DNMR by multiple factors (DNMR-MF): Multiple factors influence the occurrence of DNM, such as gene length, mutation type, sequence context, biological evolution and recombination rate. Therefore, Francioli et al. build a complex model combining all these factors to assess the mutability of each locus in the human genome. Based on this model, background DNMRs for each gene were calculated. (Francioli et al. Nature Genetics, 2015)
DNMR by local DNA methylation level (DNMR-DM): Because spontaneous deamination of 5-methylcytosine results in about 14-fold higher C>T substitution rates as compared to the genome-wide average, it could be inferred that DNA methylation increase the mutability of C>T base substitution. By deep research in the relationship between human sperm local DNA methylation level and DNMR, we built a model and predicted DNMRs for each gene.
Currently available human genetic variation databases:
ExAC: The Exome Aggregation Consortium (ExAC, version r0.3.1) contains a wide variety of large-scale sequencing data spans 60,706 unrelated individuals, including African American, African American, East Asian, Finnish, Non-Finnish European, South Asian and Others.
ESP6500: The NHLBI GO Exome Sequencing Project (ESP) performed exome sequencing for a large samples.

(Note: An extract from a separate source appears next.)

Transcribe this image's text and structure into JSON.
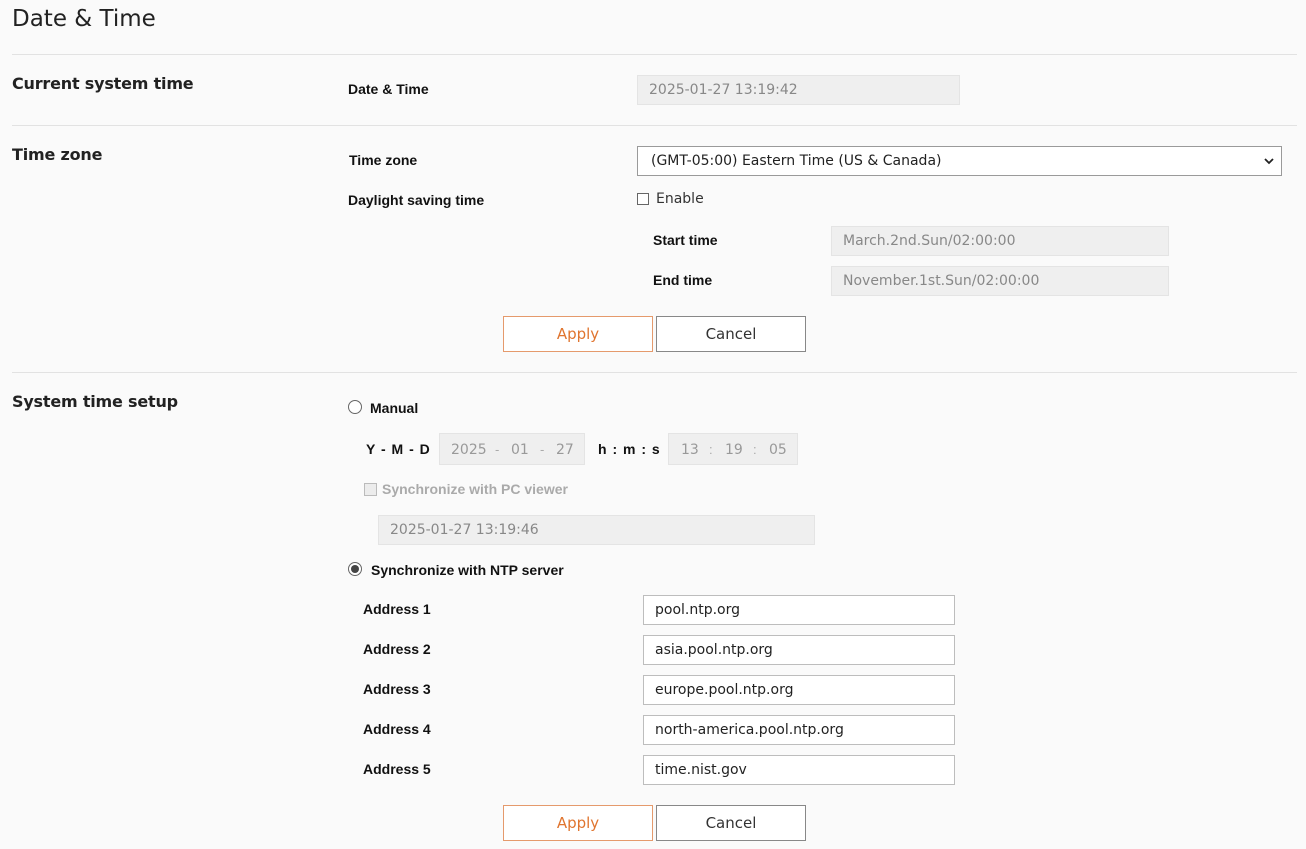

The current EVS data release (ESP6500SI-V2) is taken from 6,503 samples including European Americans and African Americans.
UK10K: The UK10K project identified rare genetic variants in 10,000 samples, including 4,000 whole genome cohorts, 3,000 neurodevelopment sample sets, 2,000 obesity sample sets and 1,000 rare diseases sample sets.
The 1000 Genomes: The 1000 Genomes Project (Phase 3) performed whole genome sequencing of 2,504 individuals from 26 different populations.
dbSNP: Build 147 (only germline) was incorporated in mirDNMR.
Browse background gene-based DNMRs (DNMR-GC, DNMR-SC, DNMR-MF, DNMR-DM and DNMR-average) based on the range of DNMR being split into 200 bins.
Search background gene-based DNMRs and variant frequencies in human genetic variation databases (ExAC, ESP6500, UK10K, the 1000 Genomes, dbSNP) for single gene, single exon, genomic region or locus (GRCH37/hg19).
Prioritize candidate genes based on DNM burden by comparing with background DNMRs using TADA, Binomial test or Poisson test.
Filter gene list based on background DNMRs and distribution of different types of variants in human genetic variation databases.
Download background gene-based DNMRs (DNMR-GC, DNMR-SC, DNMR-MF, DNMR-DM and DNMR-average) and DNM list for intellectual disability and control from trio-based WES/WGS.
This database is free and open to all users and there is no login requirement !
Jiang, Y., Li, Z., Liu, Z., Chen, D., Wu, W., Du, Y., Ji, L., Jin, Z.B., Li, W. and Wu, J. (2017) mirDNMR: a gene-centered database of background de novo mutation rates in human. Nucleic acids research, 45, D796-D803.